▶ _Action item_
Copy each line in the data that includes the word "Audio".

▶ _Input_
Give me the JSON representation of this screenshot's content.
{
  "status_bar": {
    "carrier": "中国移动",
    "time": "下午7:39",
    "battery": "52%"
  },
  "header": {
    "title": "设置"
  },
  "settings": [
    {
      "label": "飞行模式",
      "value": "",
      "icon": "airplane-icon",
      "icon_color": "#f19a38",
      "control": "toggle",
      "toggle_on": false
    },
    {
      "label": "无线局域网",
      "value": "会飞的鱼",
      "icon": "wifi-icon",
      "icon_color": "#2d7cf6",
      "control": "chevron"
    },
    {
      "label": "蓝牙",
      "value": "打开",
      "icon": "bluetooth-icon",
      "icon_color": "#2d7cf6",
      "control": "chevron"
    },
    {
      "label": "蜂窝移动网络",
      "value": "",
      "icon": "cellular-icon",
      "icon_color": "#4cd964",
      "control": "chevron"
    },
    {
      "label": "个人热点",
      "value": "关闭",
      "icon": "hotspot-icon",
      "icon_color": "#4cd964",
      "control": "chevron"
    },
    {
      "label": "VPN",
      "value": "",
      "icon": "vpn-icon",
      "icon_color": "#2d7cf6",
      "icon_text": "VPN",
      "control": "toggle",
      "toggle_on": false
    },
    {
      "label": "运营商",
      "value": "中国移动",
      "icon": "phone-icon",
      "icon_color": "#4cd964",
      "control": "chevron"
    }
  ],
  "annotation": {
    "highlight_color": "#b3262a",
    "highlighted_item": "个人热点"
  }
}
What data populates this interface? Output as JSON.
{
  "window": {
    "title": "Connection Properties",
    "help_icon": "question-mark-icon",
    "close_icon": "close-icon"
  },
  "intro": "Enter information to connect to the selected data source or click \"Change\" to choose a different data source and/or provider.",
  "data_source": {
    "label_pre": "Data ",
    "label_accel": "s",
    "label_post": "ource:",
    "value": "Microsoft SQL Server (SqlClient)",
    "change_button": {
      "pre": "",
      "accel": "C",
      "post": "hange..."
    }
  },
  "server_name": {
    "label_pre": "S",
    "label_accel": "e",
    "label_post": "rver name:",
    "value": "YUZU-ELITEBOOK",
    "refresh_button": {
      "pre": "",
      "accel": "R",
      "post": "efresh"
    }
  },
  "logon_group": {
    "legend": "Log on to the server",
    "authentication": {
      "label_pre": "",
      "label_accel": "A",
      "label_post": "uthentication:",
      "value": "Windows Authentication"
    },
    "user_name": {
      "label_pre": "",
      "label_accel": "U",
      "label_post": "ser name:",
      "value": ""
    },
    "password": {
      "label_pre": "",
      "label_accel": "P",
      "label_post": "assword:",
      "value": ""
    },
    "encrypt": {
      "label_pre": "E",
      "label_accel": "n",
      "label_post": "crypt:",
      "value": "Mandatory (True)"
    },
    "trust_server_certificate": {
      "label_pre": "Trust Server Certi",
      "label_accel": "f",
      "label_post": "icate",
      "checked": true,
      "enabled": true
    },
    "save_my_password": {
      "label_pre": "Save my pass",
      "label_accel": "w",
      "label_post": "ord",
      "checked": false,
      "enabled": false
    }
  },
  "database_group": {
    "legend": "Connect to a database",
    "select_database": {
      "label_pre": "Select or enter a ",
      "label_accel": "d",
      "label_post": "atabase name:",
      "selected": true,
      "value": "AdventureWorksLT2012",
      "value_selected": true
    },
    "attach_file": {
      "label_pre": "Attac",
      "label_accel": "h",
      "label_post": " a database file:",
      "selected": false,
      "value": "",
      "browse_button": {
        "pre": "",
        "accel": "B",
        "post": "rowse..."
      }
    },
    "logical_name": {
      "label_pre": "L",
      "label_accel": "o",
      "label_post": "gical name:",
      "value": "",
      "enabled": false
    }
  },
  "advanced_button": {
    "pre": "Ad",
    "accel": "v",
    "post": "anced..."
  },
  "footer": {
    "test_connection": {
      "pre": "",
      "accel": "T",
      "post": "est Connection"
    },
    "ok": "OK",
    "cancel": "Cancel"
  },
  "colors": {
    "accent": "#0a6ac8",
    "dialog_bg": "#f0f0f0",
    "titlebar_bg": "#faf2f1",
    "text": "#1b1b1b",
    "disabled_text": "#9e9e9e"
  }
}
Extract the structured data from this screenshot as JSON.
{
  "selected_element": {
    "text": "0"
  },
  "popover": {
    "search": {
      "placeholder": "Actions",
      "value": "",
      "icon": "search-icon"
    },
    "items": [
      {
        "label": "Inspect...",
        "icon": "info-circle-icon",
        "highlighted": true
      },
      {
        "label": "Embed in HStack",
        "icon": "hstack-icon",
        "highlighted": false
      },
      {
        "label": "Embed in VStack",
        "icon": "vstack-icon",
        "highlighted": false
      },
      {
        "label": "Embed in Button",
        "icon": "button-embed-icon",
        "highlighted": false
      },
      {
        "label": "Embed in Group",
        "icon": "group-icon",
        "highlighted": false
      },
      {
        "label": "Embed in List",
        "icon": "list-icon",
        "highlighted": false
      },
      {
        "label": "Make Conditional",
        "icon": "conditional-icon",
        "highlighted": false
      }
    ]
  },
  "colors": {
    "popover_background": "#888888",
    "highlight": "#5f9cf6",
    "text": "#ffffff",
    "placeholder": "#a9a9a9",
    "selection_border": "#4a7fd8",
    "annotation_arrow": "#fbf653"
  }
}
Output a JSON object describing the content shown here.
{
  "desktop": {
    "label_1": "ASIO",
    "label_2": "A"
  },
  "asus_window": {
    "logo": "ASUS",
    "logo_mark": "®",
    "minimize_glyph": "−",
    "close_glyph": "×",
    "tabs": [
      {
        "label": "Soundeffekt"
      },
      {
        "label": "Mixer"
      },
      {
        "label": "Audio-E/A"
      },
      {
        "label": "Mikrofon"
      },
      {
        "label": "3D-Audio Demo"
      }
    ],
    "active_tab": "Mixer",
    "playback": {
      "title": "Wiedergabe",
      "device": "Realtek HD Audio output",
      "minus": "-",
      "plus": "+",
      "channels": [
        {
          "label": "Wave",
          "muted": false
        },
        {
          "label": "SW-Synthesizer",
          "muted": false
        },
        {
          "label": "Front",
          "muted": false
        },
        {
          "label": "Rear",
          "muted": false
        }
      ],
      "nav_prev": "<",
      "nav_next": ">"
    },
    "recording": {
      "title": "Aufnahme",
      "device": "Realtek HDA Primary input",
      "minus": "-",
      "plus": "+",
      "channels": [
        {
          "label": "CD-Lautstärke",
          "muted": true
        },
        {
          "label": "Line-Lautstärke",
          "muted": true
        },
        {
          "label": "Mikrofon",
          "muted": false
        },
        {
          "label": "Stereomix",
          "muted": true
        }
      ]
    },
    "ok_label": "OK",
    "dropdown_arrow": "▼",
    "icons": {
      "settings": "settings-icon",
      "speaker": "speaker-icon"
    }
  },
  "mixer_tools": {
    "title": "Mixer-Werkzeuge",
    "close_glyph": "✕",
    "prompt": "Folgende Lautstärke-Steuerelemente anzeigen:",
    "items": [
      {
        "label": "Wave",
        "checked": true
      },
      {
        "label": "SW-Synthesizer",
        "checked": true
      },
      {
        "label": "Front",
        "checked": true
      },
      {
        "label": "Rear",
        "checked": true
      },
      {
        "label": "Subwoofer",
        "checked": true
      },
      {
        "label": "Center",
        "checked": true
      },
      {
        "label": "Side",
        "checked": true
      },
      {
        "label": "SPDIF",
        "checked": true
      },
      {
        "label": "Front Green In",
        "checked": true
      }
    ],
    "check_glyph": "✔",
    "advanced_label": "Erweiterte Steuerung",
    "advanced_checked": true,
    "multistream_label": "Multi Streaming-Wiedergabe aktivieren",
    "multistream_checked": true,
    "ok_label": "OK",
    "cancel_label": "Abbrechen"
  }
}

▶ _Response to the exercise_
        "label": "Audio-E/A"
        "label": "3D-Audio Demo"
      "device": "Realtek HD Audio output",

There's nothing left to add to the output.